I have been working on a large mixed use CBD (Central Business District) Development in Beijing, China over the last couple of months and I wanted to share one of my unique opportunities of a new technique that I just recently started using on my project work. This opportunity came about because the rendering company in China did not have the resources to produce another rendering view without charging us an exorbitant amount of money and required another 3 days to produce the drawing. The problem was that this rendering was needed for a presentation to the Mayor of Beijing the very next day. As this presentation was about building programming and responding to how we would connect to the underground subway system, it was extremely critical that this drawing be produced in the most efficient way possible because time was an issue.
As a designer, not only do you need to be cognizant of the scope and parameters of the design problem that you are trying to delineate and solve, but you are also designing a process on whatever is needed to get the job done, and panic is never an option! So after receiving my marching orders, I went to my desk, picked up a red pencil and started to draw:

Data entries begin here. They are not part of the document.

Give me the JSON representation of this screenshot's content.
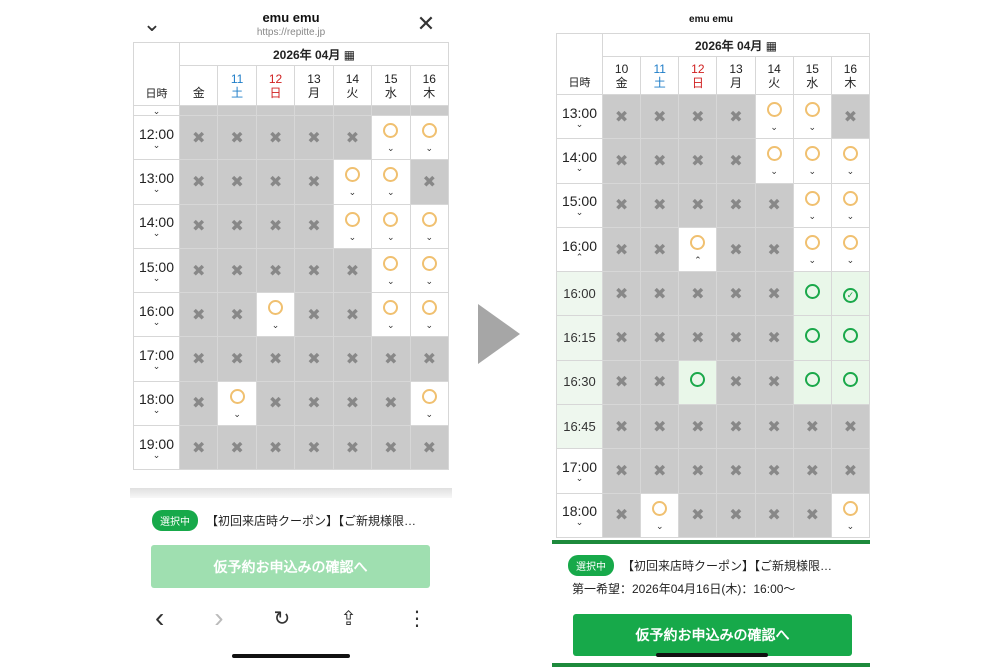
{
  "left": {
    "site_title": "emu emu",
    "site_url": "https://repitte.jp",
    "month_label": "2026年 04月",
    "corner_label": "日時",
    "days": [
      {
        "num": "",
        "wd": "金",
        "cls": ""
      },
      {
        "num": "11",
        "wd": "土",
        "cls": "sat"
      },
      {
        "num": "12",
        "wd": "日",
        "cls": "sun"
      },
      {
        "num": "13",
        "wd": "月",
        "cls": ""
      },
      {
        "num": "14",
        "wd": "火",
        "cls": ""
      },
      {
        "num": "15",
        "wd": "水",
        "cls": ""
      },
      {
        "num": "16",
        "wd": "木",
        "cls": ""
      }
    ],
    "rows": [
      {
        "time": "12:00",
        "slots": [
          "x",
          "x",
          "x",
          "x",
          "x",
          "o",
          "o"
        ]
      },
      {
        "time": "13:00",
        "slots": [
          "x",
          "x",
          "x",
          "x",
          "o",
          "o",
          "x"
        ]
      },
      {
        "time": "14:00",
        "slots": [
          "x",
          "x",
          "x",
          "x",
          "o",
          "o",
          "o"
        ]
      },
      {
        "time": "15:00",
        "slots": [
          "x",
          "x",
          "x",
          "x",
          "x",
          "o",
          "o"
        ]
      },
      {
        "time": "16:00",
        "slots": [
          "x",
          "x",
          "o",
          "x",
          "x",
          "o",
          "o"
        ]
      },
      {
        "time": "17:00",
        "slots": [
          "x",
          "x",
          "x",
          "x",
          "x",
          "x",
          "x"
        ]
      },
      {
        "time": "18:00",
        "slots": [
          "x",
          "o",
          "x",
          "x",
          "x",
          "x",
          "o"
        ]
      },
      {
        "time": "19:00",
        "slots": [
          "x",
          "x",
          "x",
          "x",
          "x",
          "x",
          "x"
        ]
      }
    ],
    "selected_badge": "選択中",
    "selected_text": "【初回来店時クーポン】【ご新規様限…",
    "confirm_button": "仮予約お申込みの確認へ",
    "nav": {
      "back": "‹",
      "forward": "›",
      "reload": "↻",
      "share": "⇪",
      "more": "⋮"
    }
  },
  "right": {
    "site_title": "emu emu",
    "month_label": "2026年 04月",
    "corner_label": "日時",
    "days": [
      {
        "num": "10",
        "wd": "金",
        "cls": ""
      },
      {
        "num": "11",
        "wd": "土",
        "cls": "sat"
      },
      {
        "num": "12",
        "wd": "日",
        "cls": "sun"
      },
      {
        "num": "13",
        "wd": "月",
        "cls": ""
      },
      {
        "num": "14",
        "wd": "火",
        "cls": ""
      },
      {
        "num": "15",
        "wd": "水",
        "cls": ""
      },
      {
        "num": "16",
        "wd": "木",
        "cls": ""
      }
    ],
    "rows": [
      {
        "time": "13:00",
        "q": false,
        "chev": "down",
        "slots": [
          "x",
          "x",
          "x",
          "x",
          "o",
          "o",
          "x"
        ]
      },
      {
        "time": "14:00",
        "q": false,
        "chev": "down",
        "slots": [
          "x",
          "x",
          "x",
          "x",
          "o",
          "o",
          "o"
        ]
      },
      {
        "time": "15:00",
        "q": false,
        "chev": "down",
        "slots": [
          "x",
          "x",
          "x",
          "x",
          "x",
          "o",
          "o"
        ]
      },
      {
        "time": "16:00",
        "q": false,
        "chev": "up",
        "slots": [
          "x",
          "x",
          "ou",
          "x",
          "x",
          "o",
          "o"
        ]
      },
      {
        "time": "16:00",
        "q": true,
        "chev": "",
        "slots": [
          "x",
          "x",
          "x",
          "x",
          "x",
          "g",
          "gc"
        ]
      },
      {
        "time": "16:15",
        "q": true,
        "chev": "",
        "slots": [
          "x",
          "x",
          "x",
          "x",
          "x",
          "g",
          "g"
        ]
      },
      {
        "time": "16:30",
        "q": true,
        "chev": "",
        "slots": [
          "x",
          "x",
          "g",
          "x",
          "x",
          "g",
          "g"
        ]
      },
      {
        "time": "16:45",
        "q": true,
        "chev": "",
        "slots": [
          "x",
          "x",
          "x",
          "x",
          "x",
          "x",
          "x"
        ]
      },
      {
        "time": "17:00",
        "q": false,
        "chev": "down",
        "slots": [
          "x",
          "x",
          "x",
          "x",
          "x",
          "x",
          "x"
        ]
      },
      {
        "time": "18:00",
        "q": false,
        "chev": "down",
        "slots": [
          "x",
          "o",
          "x",
          "x",
          "x",
          "x",
          "o"
        ]
      }
    ],
    "selected_badge": "選択中",
    "selected_text": "【初回来店時クーポン】【ご新規様限…",
    "first_choice": "第一希望：2026年04月16日(木)：16:00〜",
    "confirm_button": "仮予約お申込みの確認へ"
  },
  "colors": {
    "accent_green": "#17a94a",
    "highlight_border": "#1d8a3c",
    "disabled_button": "#9fdfb0",
    "unavailable": "#cacaca",
    "available_ring": "#f0c070"
  }
}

Step 1: Red Pencil Blockout. Loose mock up of pedestrian connection to the Mall Level and Botanical Garden Enclosure. This began with an eyeline/horizontal line. Working in red pencil allowed layers of information to be loosely drawn with out over-committing on certain design elements until overall design feel was revealed. I drew people in order to understand the height, width, and depth of the space I was designing. Once I got what I wanted, I quickly drew the design elements in black ink. (20 minutes)
Step 2: Ink Line Drawing. After getting confirmation and sign-off for the initial linework, I taped another sheet of trace over my block-out in Step 1 and illustrated the final linework with a Le Pen fine point pen. Sketch people were added for scale and to give proportion and activity to the space. At this point I had yet to decide whether or not to use photoshopped people, so I left the sketch people in if by chance I ran out of time. I then scanned the linework and imported it as a PSD (Photoshop Drawing) file and cleaned up the linework of any miscellaneous marks or wrinkles in the trace paper. (12 Minutes)
Step 3: Image Shopping and Cropping. In order to give this rendering a more refined "digital" feel, I began looking for images and tidbits of entourage like people, ticket dispensers and metro maps (this is a main link to the Beijing Subway System), and then added base colors to the pavement, ceiling, and tones yellow for indirect and direct sunlight coming from the Botanical Garden. The image of the Botanical Garden was from one of my excursions to the Academy of Sciences in San Francisco's Golden Gate Park. The stone wall was used here because it is also repeated at the main entry of this CBD. By adjusting the filter and layering, I was able to get a soft semi-transparent effect that didn't overpower the other design elements in the drawing. (25 Minutes)